I read the book, quickly. Here's [a passage] that begin on page 124.
"Not really," I admitted.
"Well, there are lots of legends, some of them claiming to date back to the Flood--supposedly, the ancient Quileutes tied their canoes to the tops of the tallest trees on the mountain to survive like Noah and the ark." He smiled, to show me how little stock he put in the histories. "Another legend claims that we descended from wolves--and that the wolves are our brothers still. It's against tribal law to kill them.
"Then there are the stories about the cold ones." His voice dropped a little lower.
"The cold ones?" I asked, not faking my intrigue now.
"Yes. There are stories of the cold ones as old as the wolf legends, and some much more recent. According to legend, my own great-grandfather knew some of them. He was the one who made the treaty that kept them off our land." He rolled his eyes.
"Your great-grandfather?" I encouraged.
"He was a tribal elder, like my father. You see, the cold ones are the natural enemies of the wolf--well, not the wolf, really, but the wolves that turn into men, like our ancestors. You would call them werewolves."
"Werewolves have enemies?"
I stared at him earnestly, hoping to disguise my impatience as admiration.
"So you see," Jacob continued, "the cold ones are traditionally our enemies. But this pack that came to our territory during my great-grandfather's time was different. They didn't hunt the way others of their kind did--they weren't supposed to be dangerous to the tribe. So my great-grandfather made a truce with them. If they would promise to stay off our lands, we wouldn't expose them to the pale-faces." He winked at me.
Comment: If this Quileuete lore is genuine, I don't necessarily blame Meyer for using it. But I wonder how much of it she made up.
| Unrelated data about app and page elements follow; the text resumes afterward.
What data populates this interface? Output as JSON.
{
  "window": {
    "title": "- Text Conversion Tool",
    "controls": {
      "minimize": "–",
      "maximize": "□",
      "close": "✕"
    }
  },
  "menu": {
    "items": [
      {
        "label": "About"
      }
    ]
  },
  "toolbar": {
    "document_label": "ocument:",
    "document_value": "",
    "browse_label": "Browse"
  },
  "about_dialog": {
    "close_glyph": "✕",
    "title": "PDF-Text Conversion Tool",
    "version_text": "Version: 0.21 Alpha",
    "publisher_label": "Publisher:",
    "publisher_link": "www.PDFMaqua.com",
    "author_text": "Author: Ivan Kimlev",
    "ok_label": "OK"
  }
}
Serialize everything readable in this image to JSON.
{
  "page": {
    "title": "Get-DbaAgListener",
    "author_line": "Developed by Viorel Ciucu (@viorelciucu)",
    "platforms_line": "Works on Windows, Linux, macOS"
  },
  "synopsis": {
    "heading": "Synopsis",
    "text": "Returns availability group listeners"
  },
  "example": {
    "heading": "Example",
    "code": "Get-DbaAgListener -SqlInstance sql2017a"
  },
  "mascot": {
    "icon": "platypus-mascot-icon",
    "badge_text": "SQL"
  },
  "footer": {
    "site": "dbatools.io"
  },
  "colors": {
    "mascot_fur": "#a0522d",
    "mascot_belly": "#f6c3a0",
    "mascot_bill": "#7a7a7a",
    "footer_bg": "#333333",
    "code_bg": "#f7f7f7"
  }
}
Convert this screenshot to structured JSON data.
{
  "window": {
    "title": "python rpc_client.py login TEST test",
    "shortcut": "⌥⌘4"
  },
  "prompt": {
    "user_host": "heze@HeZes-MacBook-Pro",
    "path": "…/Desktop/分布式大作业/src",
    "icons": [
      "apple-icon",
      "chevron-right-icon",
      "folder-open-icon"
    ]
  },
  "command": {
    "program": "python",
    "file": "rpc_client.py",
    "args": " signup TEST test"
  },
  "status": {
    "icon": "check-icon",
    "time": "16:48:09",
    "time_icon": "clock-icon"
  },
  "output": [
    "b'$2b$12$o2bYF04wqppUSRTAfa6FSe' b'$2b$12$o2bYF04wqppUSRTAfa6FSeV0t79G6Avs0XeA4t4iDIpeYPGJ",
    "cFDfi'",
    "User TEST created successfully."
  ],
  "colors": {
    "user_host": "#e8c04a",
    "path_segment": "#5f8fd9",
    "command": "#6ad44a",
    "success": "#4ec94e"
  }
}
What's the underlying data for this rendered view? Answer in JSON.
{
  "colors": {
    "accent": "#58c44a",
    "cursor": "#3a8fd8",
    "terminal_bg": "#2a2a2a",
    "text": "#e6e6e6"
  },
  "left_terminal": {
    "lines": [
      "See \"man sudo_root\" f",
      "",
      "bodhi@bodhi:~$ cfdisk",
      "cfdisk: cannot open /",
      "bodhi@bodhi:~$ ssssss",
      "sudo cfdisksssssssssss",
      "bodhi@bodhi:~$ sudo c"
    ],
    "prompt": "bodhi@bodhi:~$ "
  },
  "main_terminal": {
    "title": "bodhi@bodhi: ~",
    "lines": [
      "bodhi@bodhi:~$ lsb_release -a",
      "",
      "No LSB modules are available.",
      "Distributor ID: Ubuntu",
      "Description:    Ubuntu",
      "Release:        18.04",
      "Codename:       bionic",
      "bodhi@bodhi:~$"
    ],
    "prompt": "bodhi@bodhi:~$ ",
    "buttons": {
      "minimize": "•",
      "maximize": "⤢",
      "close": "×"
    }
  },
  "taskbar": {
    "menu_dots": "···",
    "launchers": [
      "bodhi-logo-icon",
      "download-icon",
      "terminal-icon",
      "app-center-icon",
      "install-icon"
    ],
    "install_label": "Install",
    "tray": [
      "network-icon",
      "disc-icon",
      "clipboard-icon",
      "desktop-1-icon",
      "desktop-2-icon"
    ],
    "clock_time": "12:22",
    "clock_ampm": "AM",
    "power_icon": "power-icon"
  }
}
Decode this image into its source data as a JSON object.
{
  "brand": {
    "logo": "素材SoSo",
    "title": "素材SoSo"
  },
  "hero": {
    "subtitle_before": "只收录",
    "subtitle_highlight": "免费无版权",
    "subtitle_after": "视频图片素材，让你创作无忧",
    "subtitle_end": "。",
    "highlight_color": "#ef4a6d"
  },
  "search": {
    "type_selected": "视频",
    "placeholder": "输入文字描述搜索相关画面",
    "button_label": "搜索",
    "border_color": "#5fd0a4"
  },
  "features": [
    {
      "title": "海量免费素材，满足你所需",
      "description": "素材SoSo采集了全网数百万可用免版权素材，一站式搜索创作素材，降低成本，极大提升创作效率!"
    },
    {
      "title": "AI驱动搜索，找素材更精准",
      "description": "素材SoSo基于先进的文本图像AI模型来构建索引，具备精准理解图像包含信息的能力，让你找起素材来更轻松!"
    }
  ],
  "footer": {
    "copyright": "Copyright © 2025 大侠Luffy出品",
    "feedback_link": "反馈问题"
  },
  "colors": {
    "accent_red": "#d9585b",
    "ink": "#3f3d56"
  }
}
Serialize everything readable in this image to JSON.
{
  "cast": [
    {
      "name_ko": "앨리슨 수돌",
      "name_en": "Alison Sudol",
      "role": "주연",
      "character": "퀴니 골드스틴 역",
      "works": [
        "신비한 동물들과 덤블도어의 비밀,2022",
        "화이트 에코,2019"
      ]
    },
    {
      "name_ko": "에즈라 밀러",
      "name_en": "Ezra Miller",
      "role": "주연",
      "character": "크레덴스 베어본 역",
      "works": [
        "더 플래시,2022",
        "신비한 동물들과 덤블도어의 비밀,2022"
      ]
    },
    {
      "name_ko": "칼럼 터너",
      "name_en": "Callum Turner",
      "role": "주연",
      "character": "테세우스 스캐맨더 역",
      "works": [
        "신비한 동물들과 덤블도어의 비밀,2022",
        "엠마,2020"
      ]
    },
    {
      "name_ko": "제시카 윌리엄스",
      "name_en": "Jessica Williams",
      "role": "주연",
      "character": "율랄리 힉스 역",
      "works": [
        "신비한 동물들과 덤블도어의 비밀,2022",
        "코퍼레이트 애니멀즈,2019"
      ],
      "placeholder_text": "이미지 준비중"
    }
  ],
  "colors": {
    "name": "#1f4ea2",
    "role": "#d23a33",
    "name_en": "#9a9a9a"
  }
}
For more on the subject, see The Best Indian Books.
P.S. It's "Stepenie," not Stephanie.